The Absolutely True Diary of a Part-Time Indian
by Sherman Alexie
“Traveling between Reardan and Wellpinit, between the little white town and the reservation, I always felt like a stranger. I was half Indian in one place, and half white in the other.”
Summary: The Absolutely True Diary of a Part-Time Indian is a story about a nerdy boy named Junior (or Arnold Spirit) from the Spokane Reservation. Set up in a commentary form, Junior gives humorous and painful commentary about the realities of reservation life including alcoholism, violence, poverty and the sense of utter worthlessness. Through the encouragement of his teacher, Junior decides to go to school in the rich white town outside of the reservation. He struggles between his two identities as he makes friends in the white school and becomes an outsider with his tribe.

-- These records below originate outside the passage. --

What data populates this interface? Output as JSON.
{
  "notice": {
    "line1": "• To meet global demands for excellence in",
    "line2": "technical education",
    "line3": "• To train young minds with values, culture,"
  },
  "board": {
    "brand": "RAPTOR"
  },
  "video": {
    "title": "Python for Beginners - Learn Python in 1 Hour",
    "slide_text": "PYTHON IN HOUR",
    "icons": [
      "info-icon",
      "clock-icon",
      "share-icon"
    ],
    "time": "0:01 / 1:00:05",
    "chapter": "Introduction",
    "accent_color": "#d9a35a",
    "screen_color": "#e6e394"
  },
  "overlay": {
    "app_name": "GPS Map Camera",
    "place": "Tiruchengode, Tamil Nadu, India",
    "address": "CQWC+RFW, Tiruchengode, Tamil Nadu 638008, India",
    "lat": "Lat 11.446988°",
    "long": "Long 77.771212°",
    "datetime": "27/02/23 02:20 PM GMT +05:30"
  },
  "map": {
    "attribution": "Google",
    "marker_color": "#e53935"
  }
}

Review: While the description of what it is like for those growing up and living on reservations is completely heartbreaking, Alexie is able to keep the book light-hearted and has the reader laughing out loud. Junior is a lovable and honest character and his narrative is captivatingly hilarious, yet it is the other characters that give the story real heart. These include Junior’s best friend Rowdy, the perfect yet unhappy Penelope, his broken but wonderful parents, his romantically inspired sister and his wonderfully wise grandmother. This story is about finding oneself outside of the things that try to define us, that we can be anything we want, and limitations are only there if we let them be. I really enjoyed this book and would strongly recommend it to anyone of any age. Also, as a cartoonist, Alexie includes his drawings, which in most cases provide more insight than the actual text. Those that enjoy humorous books would really enjoy this, as well as those interested in Native American narratives.
If you liked the multicultural aspects of this book you might enjoy : Re-gifters by Mike Carely, Nothing but the Truth and a Few White Lies by Justina Chen Headley, Off-Colour by Janet McDonald Slam! by Walter Dean Myers
If you like reading about Native Americans, you might enjoy: Code Talker by Joseph Bruchac and Dogsong by Gary Paulsen
5Q 4P MJ